— Problem to work on —
Where "this" appears in a line of the entries below, that line should be copied.

Exercise data START

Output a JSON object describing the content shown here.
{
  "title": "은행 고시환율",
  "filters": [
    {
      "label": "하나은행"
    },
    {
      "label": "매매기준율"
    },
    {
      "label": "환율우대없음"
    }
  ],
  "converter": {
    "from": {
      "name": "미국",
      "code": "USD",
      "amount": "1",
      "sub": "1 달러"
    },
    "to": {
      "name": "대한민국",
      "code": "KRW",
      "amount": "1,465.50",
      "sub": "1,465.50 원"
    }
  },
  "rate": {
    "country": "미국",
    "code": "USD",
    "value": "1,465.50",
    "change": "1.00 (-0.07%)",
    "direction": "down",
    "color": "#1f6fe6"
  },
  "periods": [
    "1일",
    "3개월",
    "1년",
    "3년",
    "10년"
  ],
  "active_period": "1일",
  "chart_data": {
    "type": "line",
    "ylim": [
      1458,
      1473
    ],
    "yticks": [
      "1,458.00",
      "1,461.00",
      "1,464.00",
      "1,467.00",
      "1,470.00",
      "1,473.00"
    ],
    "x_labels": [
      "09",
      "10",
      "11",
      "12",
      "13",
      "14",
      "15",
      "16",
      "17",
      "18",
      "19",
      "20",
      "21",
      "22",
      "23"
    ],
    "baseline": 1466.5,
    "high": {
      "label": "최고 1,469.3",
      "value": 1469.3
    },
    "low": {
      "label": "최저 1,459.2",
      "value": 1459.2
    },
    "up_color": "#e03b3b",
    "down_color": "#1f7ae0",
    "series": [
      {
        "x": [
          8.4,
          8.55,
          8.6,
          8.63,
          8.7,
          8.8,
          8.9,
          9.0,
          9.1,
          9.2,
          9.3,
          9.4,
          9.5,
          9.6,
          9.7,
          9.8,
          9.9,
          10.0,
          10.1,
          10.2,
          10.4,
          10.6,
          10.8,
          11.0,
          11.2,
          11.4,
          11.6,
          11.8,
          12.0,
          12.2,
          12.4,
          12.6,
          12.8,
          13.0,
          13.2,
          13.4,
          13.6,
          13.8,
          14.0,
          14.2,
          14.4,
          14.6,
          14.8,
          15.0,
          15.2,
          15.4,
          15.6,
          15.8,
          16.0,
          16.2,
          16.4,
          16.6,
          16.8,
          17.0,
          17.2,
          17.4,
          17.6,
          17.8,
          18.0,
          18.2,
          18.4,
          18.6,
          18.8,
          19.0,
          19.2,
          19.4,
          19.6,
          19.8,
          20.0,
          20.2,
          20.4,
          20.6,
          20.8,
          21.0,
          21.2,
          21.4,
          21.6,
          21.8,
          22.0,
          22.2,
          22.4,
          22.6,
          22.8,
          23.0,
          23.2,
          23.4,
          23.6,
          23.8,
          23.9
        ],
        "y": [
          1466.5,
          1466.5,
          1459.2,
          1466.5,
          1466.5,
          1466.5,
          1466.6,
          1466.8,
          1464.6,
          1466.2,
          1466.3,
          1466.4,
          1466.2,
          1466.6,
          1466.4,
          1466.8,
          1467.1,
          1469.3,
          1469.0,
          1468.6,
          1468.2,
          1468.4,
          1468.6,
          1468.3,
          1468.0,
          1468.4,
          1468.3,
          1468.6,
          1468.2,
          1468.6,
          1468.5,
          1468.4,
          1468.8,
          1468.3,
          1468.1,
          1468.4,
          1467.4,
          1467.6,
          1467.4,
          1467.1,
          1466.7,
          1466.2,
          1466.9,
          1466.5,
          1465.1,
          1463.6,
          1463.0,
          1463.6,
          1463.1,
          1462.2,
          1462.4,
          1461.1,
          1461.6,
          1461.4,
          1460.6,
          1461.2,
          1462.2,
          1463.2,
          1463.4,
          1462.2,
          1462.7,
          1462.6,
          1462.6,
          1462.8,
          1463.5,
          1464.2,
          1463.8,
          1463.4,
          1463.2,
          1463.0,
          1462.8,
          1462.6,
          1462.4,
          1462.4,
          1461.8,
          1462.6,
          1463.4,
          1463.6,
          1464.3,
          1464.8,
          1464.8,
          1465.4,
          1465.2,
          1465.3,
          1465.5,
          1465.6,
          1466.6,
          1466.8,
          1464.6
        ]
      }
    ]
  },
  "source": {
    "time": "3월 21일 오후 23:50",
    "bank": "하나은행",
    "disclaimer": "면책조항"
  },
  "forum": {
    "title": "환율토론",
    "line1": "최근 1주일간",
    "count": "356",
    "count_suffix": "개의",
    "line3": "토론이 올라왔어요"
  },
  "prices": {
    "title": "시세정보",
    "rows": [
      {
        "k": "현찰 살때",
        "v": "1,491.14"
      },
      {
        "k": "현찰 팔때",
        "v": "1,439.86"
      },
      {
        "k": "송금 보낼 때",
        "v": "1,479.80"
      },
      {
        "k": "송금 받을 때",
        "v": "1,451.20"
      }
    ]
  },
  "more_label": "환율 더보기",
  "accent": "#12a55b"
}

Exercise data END
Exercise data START

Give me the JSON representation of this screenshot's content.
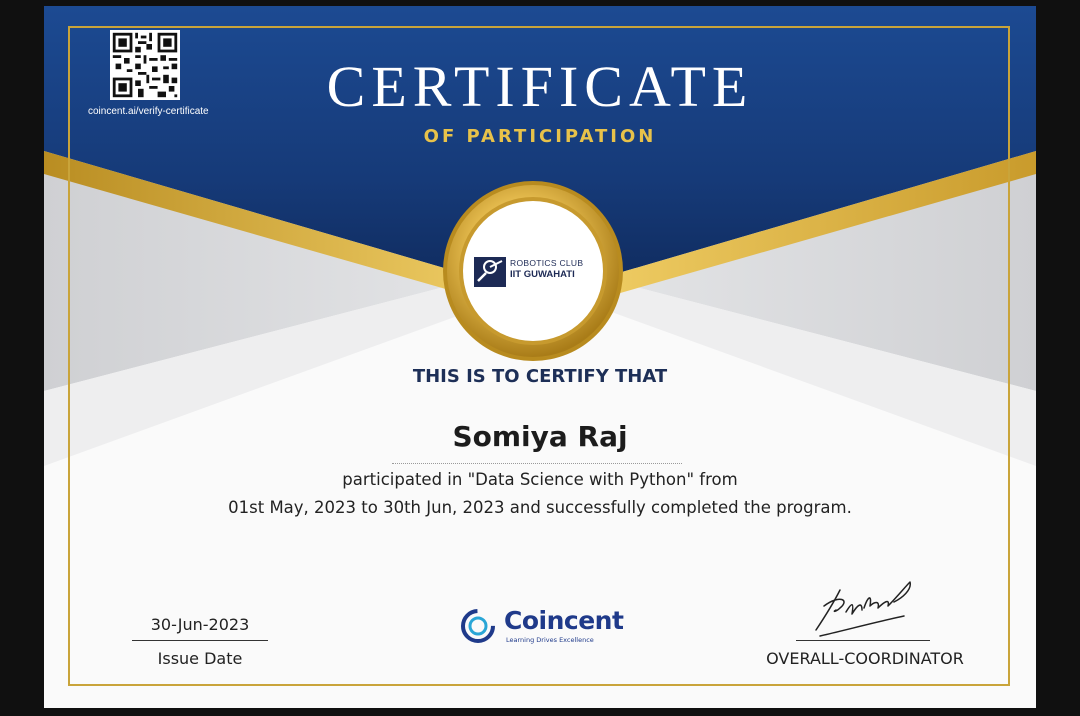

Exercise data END
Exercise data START

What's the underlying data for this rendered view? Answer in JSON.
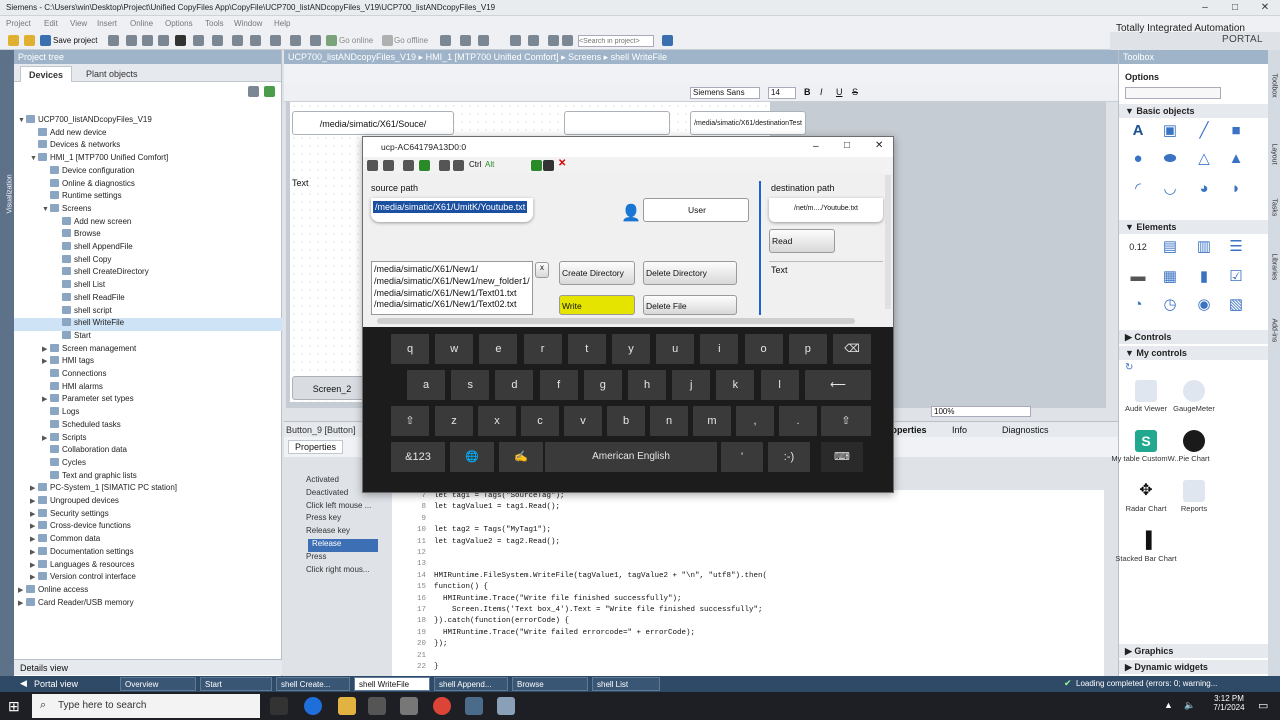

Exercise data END

— Task result —
Give me the JSON representation of this screenshot's content.
What's the underlying data for this rendered view? Answer in JSON.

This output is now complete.